The whole listing below should be duplicated exactly, with nothing left out.

--- Supplied material Enclosed Below ---

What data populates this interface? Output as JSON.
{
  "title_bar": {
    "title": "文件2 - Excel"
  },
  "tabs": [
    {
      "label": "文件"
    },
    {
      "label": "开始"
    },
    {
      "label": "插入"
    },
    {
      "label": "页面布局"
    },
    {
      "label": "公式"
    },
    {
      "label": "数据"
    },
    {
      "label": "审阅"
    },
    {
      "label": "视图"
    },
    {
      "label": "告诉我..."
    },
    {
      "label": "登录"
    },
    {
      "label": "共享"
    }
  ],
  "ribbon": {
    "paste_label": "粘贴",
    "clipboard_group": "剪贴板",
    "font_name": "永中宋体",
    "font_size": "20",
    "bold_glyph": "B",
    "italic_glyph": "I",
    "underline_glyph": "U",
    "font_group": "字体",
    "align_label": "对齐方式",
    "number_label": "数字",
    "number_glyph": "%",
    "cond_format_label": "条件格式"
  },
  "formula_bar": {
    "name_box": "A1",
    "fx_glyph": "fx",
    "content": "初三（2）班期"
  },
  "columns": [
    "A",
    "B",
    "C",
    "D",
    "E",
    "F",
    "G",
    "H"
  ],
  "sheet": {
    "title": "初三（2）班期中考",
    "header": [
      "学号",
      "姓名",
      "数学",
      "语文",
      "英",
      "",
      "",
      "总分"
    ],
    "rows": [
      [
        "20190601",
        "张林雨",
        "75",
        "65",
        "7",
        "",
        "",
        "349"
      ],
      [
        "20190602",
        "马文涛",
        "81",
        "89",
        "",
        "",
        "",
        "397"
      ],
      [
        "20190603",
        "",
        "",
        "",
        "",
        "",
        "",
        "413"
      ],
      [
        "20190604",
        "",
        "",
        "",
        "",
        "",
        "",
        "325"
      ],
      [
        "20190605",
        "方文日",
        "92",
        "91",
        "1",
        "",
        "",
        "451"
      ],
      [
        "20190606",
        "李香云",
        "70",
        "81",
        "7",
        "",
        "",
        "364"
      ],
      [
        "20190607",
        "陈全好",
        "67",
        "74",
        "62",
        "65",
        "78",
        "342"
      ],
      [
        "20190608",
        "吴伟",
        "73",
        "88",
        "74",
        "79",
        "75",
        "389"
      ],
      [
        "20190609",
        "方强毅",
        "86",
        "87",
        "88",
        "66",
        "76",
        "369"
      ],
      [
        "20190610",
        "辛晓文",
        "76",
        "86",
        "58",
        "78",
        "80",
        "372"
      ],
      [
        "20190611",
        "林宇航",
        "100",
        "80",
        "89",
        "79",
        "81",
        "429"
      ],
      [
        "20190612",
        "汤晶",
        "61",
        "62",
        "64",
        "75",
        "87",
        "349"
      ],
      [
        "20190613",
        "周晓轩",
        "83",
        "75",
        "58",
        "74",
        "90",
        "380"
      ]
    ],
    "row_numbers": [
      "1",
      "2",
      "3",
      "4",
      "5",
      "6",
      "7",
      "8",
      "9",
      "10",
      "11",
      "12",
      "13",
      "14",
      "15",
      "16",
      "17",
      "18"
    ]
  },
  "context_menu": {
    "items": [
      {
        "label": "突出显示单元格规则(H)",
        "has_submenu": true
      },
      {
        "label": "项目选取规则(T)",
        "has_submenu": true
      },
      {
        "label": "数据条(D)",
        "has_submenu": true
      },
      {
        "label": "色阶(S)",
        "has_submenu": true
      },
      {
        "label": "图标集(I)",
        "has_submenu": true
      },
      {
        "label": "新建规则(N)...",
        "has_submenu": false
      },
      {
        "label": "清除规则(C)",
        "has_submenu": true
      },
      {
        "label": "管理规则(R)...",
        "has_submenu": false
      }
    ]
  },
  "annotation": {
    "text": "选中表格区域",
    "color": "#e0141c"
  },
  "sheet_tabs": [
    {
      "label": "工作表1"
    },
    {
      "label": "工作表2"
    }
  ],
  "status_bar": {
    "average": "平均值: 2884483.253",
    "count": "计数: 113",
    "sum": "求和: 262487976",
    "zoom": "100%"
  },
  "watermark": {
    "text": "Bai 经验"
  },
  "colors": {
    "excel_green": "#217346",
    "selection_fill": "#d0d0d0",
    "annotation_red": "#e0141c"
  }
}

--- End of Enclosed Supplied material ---

» The completed task
What data populates this interface? Output as JSON.
{
  "title_bar": {
    "title": "文件2 - Excel"
  },
  "tabs": [
    {
      "label": "文件"
    },
    {
      "label": "开始"
    },
    {
      "label": "插入"
    },
    {
      "label": "页面布局"
    },
    {
      "label": "公式"
    },
    {
      "label": "数据"
    },
    {
      "label": "审阅"
    },
    {
      "label": "视图"
    },
    {
      "label": "告诉我..."
    },
    {
      "label": "登录"
    },
    {
      "label": "共享"
    }
  ],
  "ribbon": {
    "paste_label": "粘贴",
    "clipboard_group": "剪贴板",
    "font_name": "永中宋体",
    "font_size": "20",
    "bold_glyph": "B",
    "italic_glyph": "I",
    "underline_glyph": "U",
    "font_group": "字体",
    "align_label": "对齐方式",
    "number_label": "数字",
    "number_glyph": "%",
    "cond_format_label": "条件格式"
  },
  "formula_bar": {
    "name_box": "A1",
    "fx_glyph": "fx",
    "content": "初三（2）班期"
  },
  "columns": [
    "A",
    "B",
    "C",
    "D",
    "E",
    "F",
    "G",
    "H"
  ],
  "sheet": {
    "title": "初三（2）班期中考",
    "header": [
      "学号",
      "姓名",
      "数学",
      "语文",
      "英",
      "",
      "",
      "总分"
    ],
    "rows": [
      [
        "20190601",
        "张林雨",
        "75",
        "65",
        "7",
        "",
        "",
        "349"
      ],
      [
        "20190602",
        "马文涛",
        "81",
        "89",
        "",
        "",
        "",
        "397"
      ],
      [
        "20190603",
        "",
        "",
        "",
        "",
        "",
        "",
        "413"
      ],
      [
        "20190604",
        "",
        "",
        "",
        "",
        "",
        "",
        "325"
      ],
      [
        "20190605",
        "方文日",
        "92",
        "91",
        "1",
        "",
        "",
        "451"
      ],
      [
        "20190606",
        "李香云",
        "70",
        "81",
        "7",
        "",
        "",
        "364"
      ],
      [
        "20190607",
        "陈全好",
        "67",
        "74",
        "62",
        "65",
        "78",
        "342"
      ],
      [
        "20190608",
        "吴伟",
        "73",
        "88",
        "74",
        "79",
        "75",
        "389"
      ],
      [
        "20190609",
        "方强毅",
        "86",
        "87",
        "88",
        "66",
        "76",
        "369"
      ],
      [
        "20190610",
        "辛晓文",
        "76",
        "86",
        "58",
        "78",
        "80",
        "372"
      ],
      [
        "20190611",
        "林宇航",
        "100",
        "80",
        "89",
        "79",
        "81",
        "429"
      ],
      [
        "20190612",
        "汤晶",
        "61",
        "62",
        "64",
        "75",
        "87",
        "349"
      ],
      [
        "20190613",
        "周晓轩",
        "83",
        "75",
        "58",
        "74",
        "90",
        "380"
      ]
    ],
    "row_numbers": [
      "1",
      "2",
      "3",
      "4",
      "5",
      "6",
      "7",
      "8",
      "9",
      "10",
      "11",
      "12",
      "13",
      "14",
      "15",
      "16",
      "17",
      "18"
    ]
  },
  "context_menu": {
    "items": [
      {
        "label": "突出显示单元格规则(H)",
        "has_submenu": true
      },
      {
        "label": "项目选取规则(T)",
        "has_submenu": true
      },
      {
        "label": "数据条(D)",
        "has_submenu": true
      },
      {
        "label": "色阶(S)",
        "has_submenu": true
      },
      {
        "label": "图标集(I)",
        "has_submenu": true
      },
      {
        "label": "新建规则(N)...",
        "has_submenu": false
      },
      {
        "label": "清除规则(C)",
        "has_submenu": true
      },
      {
        "label": "管理规则(R)...",
        "has_submenu": false
      }
    ]
  },
  "annotation": {
    "text": "选中表格区域",
    "color": "#e0141c"
  },
  "sheet_tabs": [
    {
      "label": "工作表1"
    },
    {
      "label": "工作表2"
    }
  ],
  "status_bar": {
    "average": "平均值: 2884483.253",
    "count": "计数: 113",
    "sum": "求和: 262487976",
    "zoom": "100%"
  },
  "watermark": {
    "text": "Bai 经验"
  },
  "colors": {
    "excel_green": "#217346",
    "selection_fill": "#d0d0d0",
    "annotation_red": "#e0141c"
  }
}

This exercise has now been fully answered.